= Given data =
========================

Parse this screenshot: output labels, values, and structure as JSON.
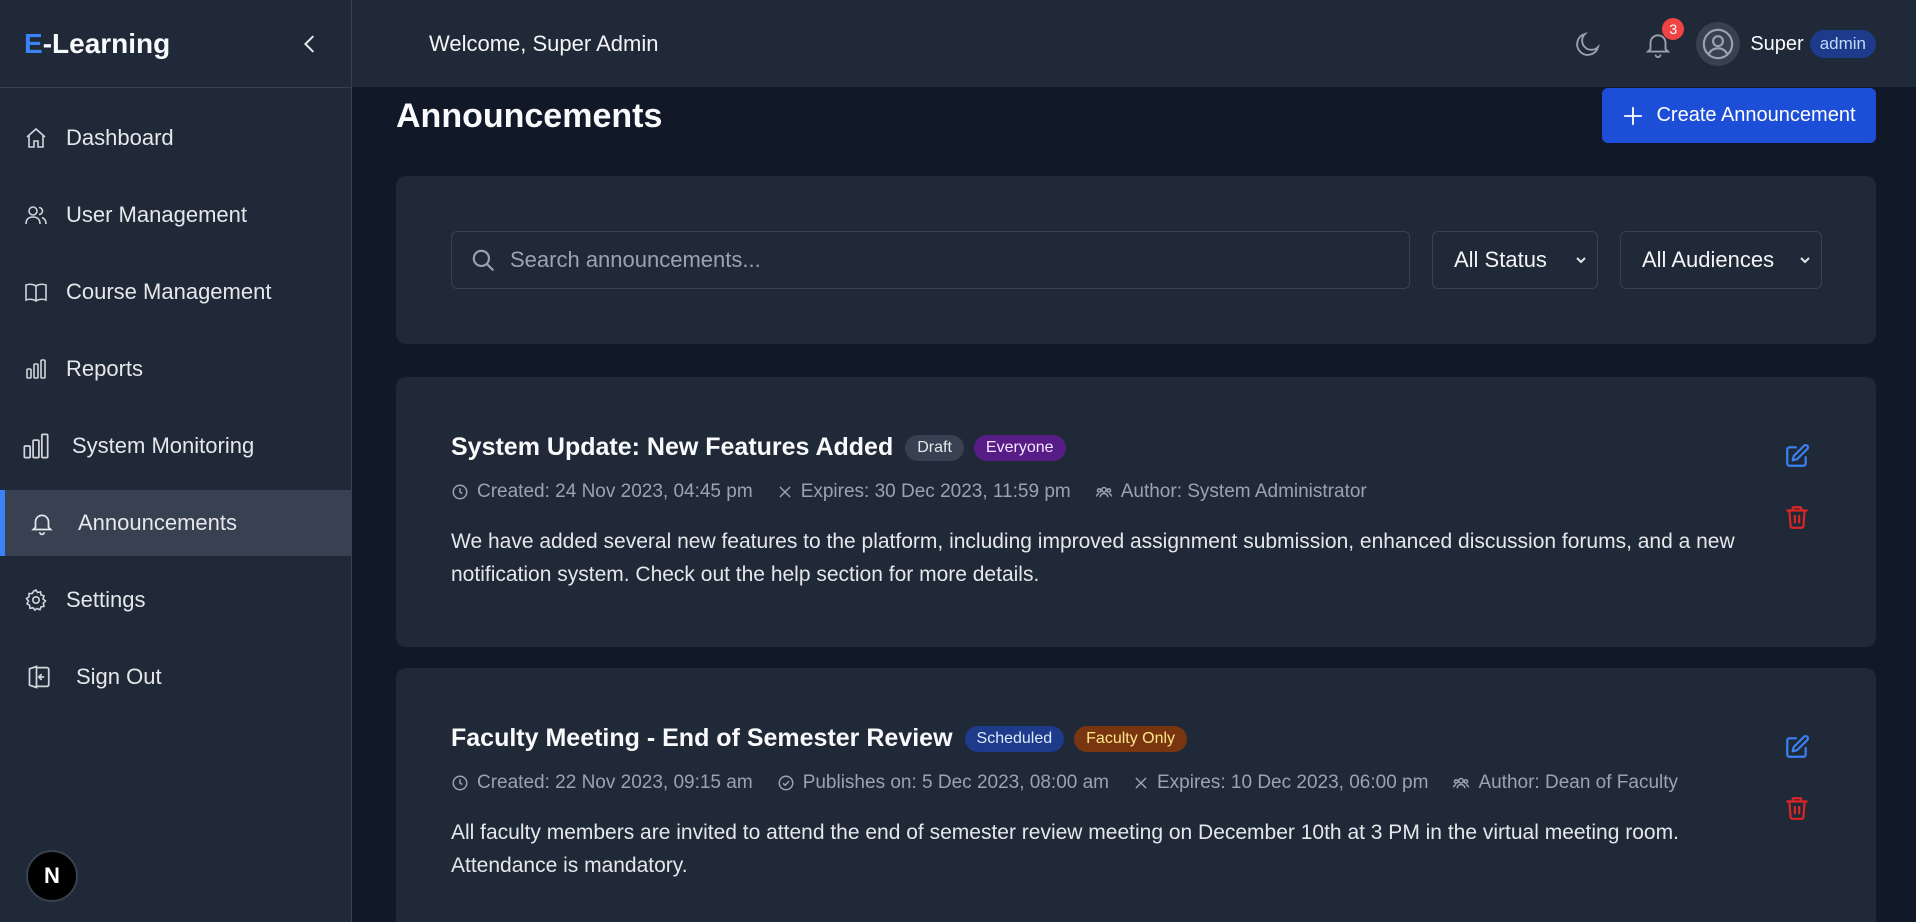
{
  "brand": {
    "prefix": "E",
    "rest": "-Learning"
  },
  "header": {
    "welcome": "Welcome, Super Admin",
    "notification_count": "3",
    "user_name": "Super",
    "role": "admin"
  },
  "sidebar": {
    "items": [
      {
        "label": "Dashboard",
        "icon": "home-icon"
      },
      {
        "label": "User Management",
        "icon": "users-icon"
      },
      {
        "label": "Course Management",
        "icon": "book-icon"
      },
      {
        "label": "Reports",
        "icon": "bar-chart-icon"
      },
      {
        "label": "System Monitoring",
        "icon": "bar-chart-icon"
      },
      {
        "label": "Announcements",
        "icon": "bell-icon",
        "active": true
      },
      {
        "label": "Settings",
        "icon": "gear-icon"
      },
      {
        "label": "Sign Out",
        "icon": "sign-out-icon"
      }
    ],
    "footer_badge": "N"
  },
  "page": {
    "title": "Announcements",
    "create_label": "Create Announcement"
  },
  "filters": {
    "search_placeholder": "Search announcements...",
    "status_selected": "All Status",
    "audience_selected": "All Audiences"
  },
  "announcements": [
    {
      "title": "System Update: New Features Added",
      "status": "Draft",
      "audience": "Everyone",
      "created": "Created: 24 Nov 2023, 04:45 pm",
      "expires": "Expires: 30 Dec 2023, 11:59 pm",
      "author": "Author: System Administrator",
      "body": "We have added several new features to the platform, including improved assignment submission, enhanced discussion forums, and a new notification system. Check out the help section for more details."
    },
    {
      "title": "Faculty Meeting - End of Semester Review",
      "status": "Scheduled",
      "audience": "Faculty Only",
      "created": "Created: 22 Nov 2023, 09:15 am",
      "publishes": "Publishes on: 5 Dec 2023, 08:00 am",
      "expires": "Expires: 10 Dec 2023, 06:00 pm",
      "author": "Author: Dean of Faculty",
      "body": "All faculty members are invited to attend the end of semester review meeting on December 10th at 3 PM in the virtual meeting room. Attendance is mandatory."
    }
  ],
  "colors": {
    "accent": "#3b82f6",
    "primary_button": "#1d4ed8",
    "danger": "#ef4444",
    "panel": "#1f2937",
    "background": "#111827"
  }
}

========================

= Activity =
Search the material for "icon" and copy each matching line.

= Solution for this exercise =
        "icon": "home-icon"
        "icon": "users-icon"
        "icon": "book-icon"
        "icon": "bar-chart-icon"
        "icon": "bar-chart-icon"
        "icon": "bell-icon",
        "icon": "gear-icon"
        "icon": "sign-out-icon"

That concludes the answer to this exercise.